Do you feel any kinship with Kanye West? “Yeah. If you really, truly believe in something, you’re on fire and your tongue rolls at the same pace. A lot of his outrageous quotes, I believe, come from that. At The Verve’s first ever gig I said that we were gonna blow this local band off the stage. It was only in the local Wigan paper and they rang me to ask why I was being so aggressive. I just went, ‘Hey man, it’s like boxing. I’m just trying to sell a ticket.’ That side of my personality has always been there and that’s why I've been labeled arrogant. It’s not that – it’s because I see this as combative. I’m in a fight. It’s not all lovey-dovey, huggy fantastic. This is music, man. This is serious shit.”

These are but edited highlights, cupfuls of a torrent. Music’s mainstream “imposters” are providing “a Xerox of a Xerox of a Xerox of a Xerox”. The NHS is “designed to fail”. Our cities consist of isolated souls “moving kinetically around each other but in this silent dance of non-eye-contact”. We’re “on the last potential period of the human being as we've known it; this might be one of the last human records”. Richard Ashcroft is a raging brainstorm with no interlude. He’s back to share some of his wisdom. But is he back for good?

“I’m always in the wilderness.
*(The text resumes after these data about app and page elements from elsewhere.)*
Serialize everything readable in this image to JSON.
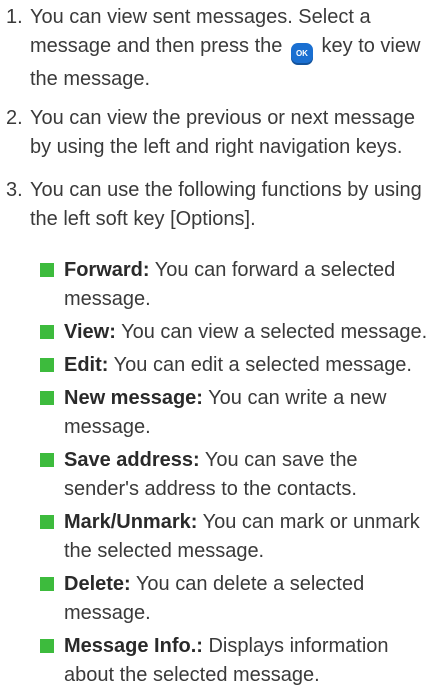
{
  "steps": [
    {
      "number": "1.",
      "before": "You can view sent messages. Select a message and then press the",
      "key_label": "OK",
      "after": "key to view the message."
    },
    {
      "number": "2.",
      "text": "You can view the previous or next message by using the left and right navigation keys."
    },
    {
      "number": "3.",
      "text": "You can use the following functions by using the left soft key [Options]."
    }
  ],
  "options": [
    {
      "term": "Forward:",
      "desc": "You can forward a selected message."
    },
    {
      "term": "View:",
      "desc": "You can view a selected message."
    },
    {
      "term": "Edit:",
      "desc": "You can edit a selected message."
    },
    {
      "term": "New message:",
      "desc": "You can write a new message."
    },
    {
      "term": "Save address:",
      "desc": "You can save the sender's address to the contacts."
    },
    {
      "term": "Mark/Unmark:",
      "desc": "You can mark or unmark the selected message."
    },
    {
      "term": "Delete:",
      "desc": "You can delete a selected message."
    },
    {
      "term": "Message Info.:",
      "desc": "Displays information about the selected message."
    }
  ],
  "colors": {
    "bullet": "#3dbb3d",
    "ok_key": "#1a6fd1",
    "text": "#3a3a3a"
  },
  "icons": {
    "ok_key": "ok-key-icon",
    "bullet": "green-square-bullet"
  }
}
I’m always struggling to find something that stimulates me,” he says. “When you've been to the top of the mountain, where do you go? We have no barriers. There are no genres now – forget genres, forget it all, forget what you think you should sound like, forget it. Just tap into that spirit and do what you feel is right.”

And as suddenly as it arrived, the Radio Ashcroft signal is lost. This rare breed of enlightened rock motormouth is gone, mind whirling, still fighting, forever bereft of shadow. Off to hike back up the mountain.

  • Source: NME, article by Mark Beaumont
  • Photo credit: Dean Chalkley